═════ Entries provided
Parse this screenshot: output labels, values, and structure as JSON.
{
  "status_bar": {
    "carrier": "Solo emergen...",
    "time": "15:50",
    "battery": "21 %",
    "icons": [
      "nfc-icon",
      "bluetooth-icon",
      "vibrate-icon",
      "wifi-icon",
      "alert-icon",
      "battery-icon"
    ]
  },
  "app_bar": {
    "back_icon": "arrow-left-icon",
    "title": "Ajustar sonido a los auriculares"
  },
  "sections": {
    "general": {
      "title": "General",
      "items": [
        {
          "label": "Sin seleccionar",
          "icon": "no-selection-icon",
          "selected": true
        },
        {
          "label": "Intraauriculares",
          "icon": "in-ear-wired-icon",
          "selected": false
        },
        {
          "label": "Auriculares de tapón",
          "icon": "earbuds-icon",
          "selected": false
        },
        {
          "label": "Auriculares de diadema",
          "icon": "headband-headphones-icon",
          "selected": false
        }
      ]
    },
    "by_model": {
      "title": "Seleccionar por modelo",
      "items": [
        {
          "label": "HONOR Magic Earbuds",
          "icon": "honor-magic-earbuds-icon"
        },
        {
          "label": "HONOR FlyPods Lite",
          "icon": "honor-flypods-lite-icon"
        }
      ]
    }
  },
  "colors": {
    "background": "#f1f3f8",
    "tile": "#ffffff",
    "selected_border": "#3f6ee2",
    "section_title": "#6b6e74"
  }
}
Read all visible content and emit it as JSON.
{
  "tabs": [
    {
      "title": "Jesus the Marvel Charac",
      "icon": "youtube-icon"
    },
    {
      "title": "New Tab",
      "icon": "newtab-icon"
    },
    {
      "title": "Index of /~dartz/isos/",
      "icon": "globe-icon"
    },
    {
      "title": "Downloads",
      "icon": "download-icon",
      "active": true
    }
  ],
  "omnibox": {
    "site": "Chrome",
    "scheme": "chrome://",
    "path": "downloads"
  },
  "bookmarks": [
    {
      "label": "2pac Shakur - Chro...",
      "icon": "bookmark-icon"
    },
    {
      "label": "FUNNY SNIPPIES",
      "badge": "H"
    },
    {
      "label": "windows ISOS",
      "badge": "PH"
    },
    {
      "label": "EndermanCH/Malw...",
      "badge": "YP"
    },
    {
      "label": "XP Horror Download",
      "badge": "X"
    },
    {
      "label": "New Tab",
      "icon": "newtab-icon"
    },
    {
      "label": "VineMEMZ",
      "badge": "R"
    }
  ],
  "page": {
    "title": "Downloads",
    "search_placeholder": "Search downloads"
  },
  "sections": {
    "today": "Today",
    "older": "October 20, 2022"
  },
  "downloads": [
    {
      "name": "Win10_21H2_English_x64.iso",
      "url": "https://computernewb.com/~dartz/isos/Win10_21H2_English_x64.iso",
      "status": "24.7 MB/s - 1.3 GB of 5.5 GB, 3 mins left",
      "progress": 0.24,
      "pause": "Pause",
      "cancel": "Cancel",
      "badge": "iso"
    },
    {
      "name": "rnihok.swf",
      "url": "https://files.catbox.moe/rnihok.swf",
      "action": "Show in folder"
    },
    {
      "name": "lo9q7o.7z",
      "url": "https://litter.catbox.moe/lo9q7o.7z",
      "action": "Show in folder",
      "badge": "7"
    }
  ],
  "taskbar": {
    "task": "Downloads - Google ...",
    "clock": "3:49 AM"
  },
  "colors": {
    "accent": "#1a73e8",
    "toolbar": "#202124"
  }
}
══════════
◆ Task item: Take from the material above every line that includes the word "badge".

◆ Expected answer:
      "badge": "H"
      "badge": "PH"
      "badge": "YP"
      "badge": "X"
      "badge": "R"
      "badge": "iso"
      "badge": "7"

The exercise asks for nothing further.